Movie review

Only a few superhero franchises have made it to a fourth movie, and you can usually sum up how bad they are in less than a sentence each: George Clooney’s bat-nipples in “Batman and Robin” (1997), Nuclear Man fighting Superman on the moon in “Superman IV: The Quest for Peace” (1987).

It brings me no pleasure to report “Thor: Love and Thunder” is worse. I wished I was actually watching “Batman and Robin” or “Superman IV,” because for all their camp, those movies felt less pointless and more human than “Thor 4,” a cheap corporate commercial for upcoming Marvel content.

“Thor 4” feels like a Disney experiment in just how bad Marvel movies can get before someone points out the emperor has no clothes. It feels like a Marvel movie that secretly thinks you’re stupid for liking Marvel movies. 

Thor was a weird candidate for a blockbuster movie in the first place, and certainly as the first Marvel character to get his own fourth movie: He’s not a superhero; he’s a god who’s famous for his element (thunder), not his personality — he’s Superman without Clark Kent. While the first two movies stumbled around this with little aesthetic, in the third — “Thor: Ragnarok” — director Taika Waititi injected bolts of space opera and a suggestion of sword-and-planet sci-fi, and turned the awkward shuffle into a jokey dance. In a better franchise — a better world, maybe — Waititi, and Disney, would be satisfied.

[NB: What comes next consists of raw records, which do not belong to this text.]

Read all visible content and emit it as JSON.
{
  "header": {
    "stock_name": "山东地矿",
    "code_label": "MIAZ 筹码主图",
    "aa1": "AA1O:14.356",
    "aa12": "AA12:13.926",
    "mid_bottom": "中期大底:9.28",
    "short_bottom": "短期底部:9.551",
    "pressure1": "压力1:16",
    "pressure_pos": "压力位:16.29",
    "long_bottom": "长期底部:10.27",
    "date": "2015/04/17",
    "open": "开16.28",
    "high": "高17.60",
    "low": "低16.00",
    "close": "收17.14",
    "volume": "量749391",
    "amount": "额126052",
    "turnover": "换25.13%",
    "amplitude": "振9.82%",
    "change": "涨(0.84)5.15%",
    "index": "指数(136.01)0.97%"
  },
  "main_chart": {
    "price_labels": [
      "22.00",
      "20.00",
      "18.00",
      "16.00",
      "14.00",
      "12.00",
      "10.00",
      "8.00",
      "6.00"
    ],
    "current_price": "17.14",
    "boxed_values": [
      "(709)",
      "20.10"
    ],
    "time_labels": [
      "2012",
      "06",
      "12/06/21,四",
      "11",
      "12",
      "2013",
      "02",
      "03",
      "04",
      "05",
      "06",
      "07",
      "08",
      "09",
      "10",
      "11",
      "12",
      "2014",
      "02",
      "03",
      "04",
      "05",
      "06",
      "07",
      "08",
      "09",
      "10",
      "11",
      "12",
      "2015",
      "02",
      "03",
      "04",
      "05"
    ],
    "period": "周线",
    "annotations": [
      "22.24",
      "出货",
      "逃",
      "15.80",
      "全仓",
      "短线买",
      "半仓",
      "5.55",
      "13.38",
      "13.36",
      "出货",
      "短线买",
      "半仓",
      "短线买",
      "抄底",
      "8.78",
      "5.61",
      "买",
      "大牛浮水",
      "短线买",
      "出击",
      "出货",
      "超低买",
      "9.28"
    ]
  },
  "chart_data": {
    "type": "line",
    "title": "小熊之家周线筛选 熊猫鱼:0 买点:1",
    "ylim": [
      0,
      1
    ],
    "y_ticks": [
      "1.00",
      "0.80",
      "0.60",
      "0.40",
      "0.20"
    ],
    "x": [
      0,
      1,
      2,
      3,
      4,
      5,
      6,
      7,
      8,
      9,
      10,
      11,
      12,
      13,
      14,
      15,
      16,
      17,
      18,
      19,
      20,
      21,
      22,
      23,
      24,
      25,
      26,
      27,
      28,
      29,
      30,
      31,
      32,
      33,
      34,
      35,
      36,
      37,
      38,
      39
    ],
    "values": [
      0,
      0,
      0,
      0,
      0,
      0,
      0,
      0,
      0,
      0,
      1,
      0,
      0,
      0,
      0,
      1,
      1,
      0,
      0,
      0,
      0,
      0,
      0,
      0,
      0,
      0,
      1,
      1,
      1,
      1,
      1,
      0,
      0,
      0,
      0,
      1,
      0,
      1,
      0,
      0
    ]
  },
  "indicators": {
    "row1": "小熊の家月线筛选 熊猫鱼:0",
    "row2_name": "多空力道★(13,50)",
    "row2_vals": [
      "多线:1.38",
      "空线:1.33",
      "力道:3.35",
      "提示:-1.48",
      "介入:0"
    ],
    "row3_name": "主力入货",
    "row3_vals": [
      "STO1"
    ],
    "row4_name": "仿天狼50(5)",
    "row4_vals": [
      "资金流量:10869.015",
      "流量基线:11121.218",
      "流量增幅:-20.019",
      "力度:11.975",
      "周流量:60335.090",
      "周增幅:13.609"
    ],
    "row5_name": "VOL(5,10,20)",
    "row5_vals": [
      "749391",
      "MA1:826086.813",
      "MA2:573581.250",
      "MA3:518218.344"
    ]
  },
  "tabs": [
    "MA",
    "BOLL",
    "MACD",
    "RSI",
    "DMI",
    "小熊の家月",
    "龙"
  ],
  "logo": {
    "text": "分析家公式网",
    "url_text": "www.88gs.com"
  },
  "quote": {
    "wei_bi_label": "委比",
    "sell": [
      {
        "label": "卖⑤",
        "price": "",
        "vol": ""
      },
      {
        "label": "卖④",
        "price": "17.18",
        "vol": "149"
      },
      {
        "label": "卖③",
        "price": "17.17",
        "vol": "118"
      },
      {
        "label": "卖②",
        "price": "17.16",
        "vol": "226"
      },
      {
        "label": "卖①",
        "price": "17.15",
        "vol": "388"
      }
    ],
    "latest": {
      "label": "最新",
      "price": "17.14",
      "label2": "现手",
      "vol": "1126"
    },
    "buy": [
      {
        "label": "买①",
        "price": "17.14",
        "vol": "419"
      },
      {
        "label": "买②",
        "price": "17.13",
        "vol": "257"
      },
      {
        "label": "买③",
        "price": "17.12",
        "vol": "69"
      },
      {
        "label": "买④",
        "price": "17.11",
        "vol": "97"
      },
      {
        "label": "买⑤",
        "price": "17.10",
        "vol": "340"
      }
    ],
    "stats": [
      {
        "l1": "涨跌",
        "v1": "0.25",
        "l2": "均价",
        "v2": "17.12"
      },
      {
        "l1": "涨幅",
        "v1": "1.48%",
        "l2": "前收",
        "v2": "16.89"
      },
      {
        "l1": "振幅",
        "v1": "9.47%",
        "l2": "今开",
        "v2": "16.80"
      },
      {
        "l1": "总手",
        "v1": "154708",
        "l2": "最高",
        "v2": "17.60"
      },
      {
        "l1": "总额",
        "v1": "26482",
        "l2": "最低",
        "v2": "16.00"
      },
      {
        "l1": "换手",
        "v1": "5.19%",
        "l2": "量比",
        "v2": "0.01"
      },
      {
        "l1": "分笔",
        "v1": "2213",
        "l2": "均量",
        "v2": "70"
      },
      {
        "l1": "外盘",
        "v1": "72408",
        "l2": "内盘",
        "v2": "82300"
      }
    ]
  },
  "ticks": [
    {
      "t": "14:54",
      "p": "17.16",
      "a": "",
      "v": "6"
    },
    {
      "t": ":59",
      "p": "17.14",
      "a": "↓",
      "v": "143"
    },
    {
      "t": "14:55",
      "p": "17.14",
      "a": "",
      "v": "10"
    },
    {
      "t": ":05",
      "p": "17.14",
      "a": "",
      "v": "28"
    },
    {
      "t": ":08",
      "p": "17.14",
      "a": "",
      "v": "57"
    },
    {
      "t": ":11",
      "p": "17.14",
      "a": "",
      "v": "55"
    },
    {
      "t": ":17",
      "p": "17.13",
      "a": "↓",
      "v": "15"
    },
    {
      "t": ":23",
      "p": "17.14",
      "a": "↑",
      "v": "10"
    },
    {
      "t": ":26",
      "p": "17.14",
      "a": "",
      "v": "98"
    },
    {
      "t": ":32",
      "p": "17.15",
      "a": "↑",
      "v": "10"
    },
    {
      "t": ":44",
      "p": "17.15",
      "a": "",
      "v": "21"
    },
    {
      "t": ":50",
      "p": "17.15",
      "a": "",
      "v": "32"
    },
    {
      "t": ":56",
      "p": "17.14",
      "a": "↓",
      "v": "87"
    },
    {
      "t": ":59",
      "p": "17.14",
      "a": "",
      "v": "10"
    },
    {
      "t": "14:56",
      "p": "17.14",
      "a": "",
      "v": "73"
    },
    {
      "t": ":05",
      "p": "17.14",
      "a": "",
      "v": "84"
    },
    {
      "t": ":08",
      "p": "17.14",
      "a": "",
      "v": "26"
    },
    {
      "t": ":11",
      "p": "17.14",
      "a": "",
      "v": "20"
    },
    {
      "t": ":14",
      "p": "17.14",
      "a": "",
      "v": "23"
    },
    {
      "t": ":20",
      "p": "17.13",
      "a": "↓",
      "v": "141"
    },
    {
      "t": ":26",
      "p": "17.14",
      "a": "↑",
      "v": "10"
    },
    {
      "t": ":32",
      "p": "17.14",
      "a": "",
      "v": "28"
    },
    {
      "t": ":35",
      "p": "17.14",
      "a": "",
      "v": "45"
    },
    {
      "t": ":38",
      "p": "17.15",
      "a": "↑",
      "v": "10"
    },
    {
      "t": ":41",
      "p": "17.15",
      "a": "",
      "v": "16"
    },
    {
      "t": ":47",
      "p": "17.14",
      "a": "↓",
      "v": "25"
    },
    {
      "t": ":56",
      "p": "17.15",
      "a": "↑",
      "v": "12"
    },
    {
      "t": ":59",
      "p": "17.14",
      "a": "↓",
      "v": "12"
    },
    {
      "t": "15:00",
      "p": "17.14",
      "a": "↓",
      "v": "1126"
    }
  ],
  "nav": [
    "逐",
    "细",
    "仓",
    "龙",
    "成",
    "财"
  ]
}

“Thor 4” drags the joke out way too far. 

“Thor 4” finds Thor at what seems like an epilogue of a devastatingly tragic story. He’s lost his father, mother, adopted brother, homeland, most of his people and his kingship. Iron Man is dead, Black Widow is dead, Captain America is old, the Hulk is no longer angry, but like the Marvel franchise, Thor never dies.

So it’s yet another villain (Christian Bale), yet another crisis, yet more soupy computer-generated minions with shadowy tentacles and spider legs, yet another barely 3D planet with the cast (badly) green screened in. “Thor 4’s” effects would be embarrassing on TV 10 years ago, and they’re in every shot. The pacing is so speedy and sloppy, the movie feels like it was edited by an algorithm. Chris Hemsworth, who played the Norse god of thunder straight-faced for several movies before cracking a smile in “Ragnarok,” has now left behind any semblance of restraint or understanding of comedic timing.


“Love and Thunder” is deeply cynical. It doesn’t pretend to enjoy doing this yet again. When Bale is corrupted by an evil god-killing sword in an alien Garden of Eden, it’s ho-hum (although Bale is OK). When Natalie Portman picks up Thor’s broken hammer Mjolnir and it transfers the god’s power to her, there’s no sense of wonder (and Portman’s not even pretending to enjoy this). Worse, Waititi’s babbling satirical screenplay makes it feel like he’s mocking you for believing another Thor movie could be good.

“Thor 4” is the worst Marvel movie because it’s not a movie — it’s content.

“Love and Thunder” wraps itself up in progressive trappings, hoping that if you’re distracted by ribbons of representation — a woman getting Thor’s powers or multiple queer people existing — you won’t notice that it treats that woman as a plot device and those queer people as punchlines or, at best, window dressing.

A bright spot: Russell Crowe is hilarious as Zeus. But when I’m watching Crowe as Zeus, I can’t help but feel as if I am Prometheus and I’ve discovered fire movies but instead I’m watching the eagles feast on my guts before my guts grow back and we do all of this again for a fifth Thor, or a ninth Spider-Man or a 14th X-Men movie.

“Thor 4” is a bad farce of itself. It has no stakes, and no deaths are permanent. It doesn’t even pretend for a moment that anyone — even if they get a lightning bolt through the heart, or everything but their face gets destroyed, or even if they literally die — is actually going to exit this franchise. That would mean no spinoff series. That would mean less content.

And the worst part of it all is that unlike “Batman and Robin” and “Superman IV,” “Love and Thunder” will not be the end. When the words “THOR WILL RETURN” flash across the scene at the end of this installment, it feels like an ancient curse. You’re left to sit and contemplate how long before we stop pouring our cash on the altar of the corporate studio gods.

“Thor: Love and Thunder” ★ (out of four)

With Chris Hemsworth, Natalie Portman, Christian Bale, Tessa Thompson. Directed by Taika Waititi. 119 minutes. Rated PG-13 for intense sequences of sci-fi violence and action, language, some suggestive material and partial nudity. Opens July 8 in multiple theaters.